The fall crops are now growing in the salad table.  Recently, this wild fennel shoot popped up unexpectedly.  I learned that wild fennel can be an  invasive plant.  It does not have the celery-like stem of sweet fennel.  Its delicate leaves have a strong anise  or licorice flavor.   Clippings of fennel leaves in a salad are a happy surprise to taste buds.  Along with the wild fennel there is spinach, radishes and two mystery greens growing in the table.   The mystery greens are transplants from my husband’s coworker.   Our mini plot’s first growing season was a success.  It grew some gregarious greens!

The Unexpected Sprouts
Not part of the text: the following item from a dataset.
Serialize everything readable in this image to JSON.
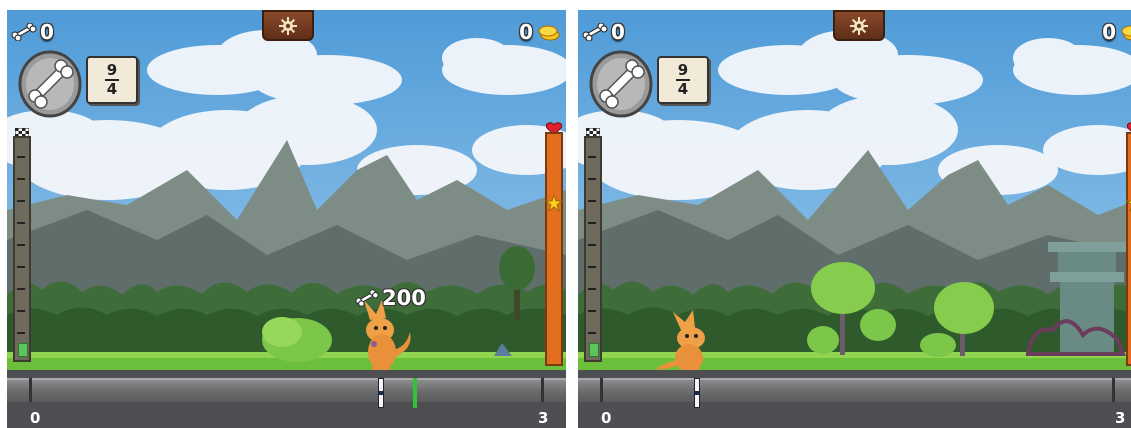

A clear blue sky, crisp cool air, warm sunshine plus adventure equals a perfect Saturday in autumn.  We headed for our garden plot this afternoon but had a few diversions before arriving there.    We stopped at a pet store and a fall festival.  We went to the pet store to purchase biscuits for our dog and my son discovered a playful kitten.  My son slipped a thin metal wire through the kitten’s cage.  The cat flipped, batted, jumped and kicked at the bunch of cardboard strips hanging at the wire’s tip.  My son roared in laughter.  He did not want to leave the pet store.  We redirected  him with hope of a hayride at our community garden site.    The Howard County Conservancy was full of activities for its fall festival.   We bumped through rolling fields and woods on a hayride pulled by a tractor with wheels taller than my son.   A master gardener at the compost demo gave my son a bunch of pink and blue balloons.  My son slurped honey from a straw and chatted about bees with a woman from the Howard County Beekeepers Association.  We listened to steel pounding on steel as a blacksmith hammered a hot orange metal rod into a fork after heating it in a coal fire stoked by large bellows.  My son said the banging was his favorite.   While my husband and son lingered and asked questions  in the blacksmith shop,  I finally visited our garden plot.

 

Turnip Seedling

 

Our plot is still producing tomatoes, peppers and beans.  I picked two grocery bags full of red and green tomatoes and peppers.  I pulled out and composted three tomato plants that had toppled to the ground.  Our fall plantings sprouted!  Radish, turnip, spinach and lettuce seedlings  now sprinkle the brown earth in unplanned patterns of curving rows, circles, clumps, pairs and triples.  Some extra seeds must have dropped from my hand during planting.  Many seedlings will need to be pulled out to allow more space for underground growth.

Those unexpected sprouts remind me of our day.   Unexpected adventure and fun popped up despite my plans.  Thank you God, for your goodness and for dropping some extra seeds outside my rows of plans.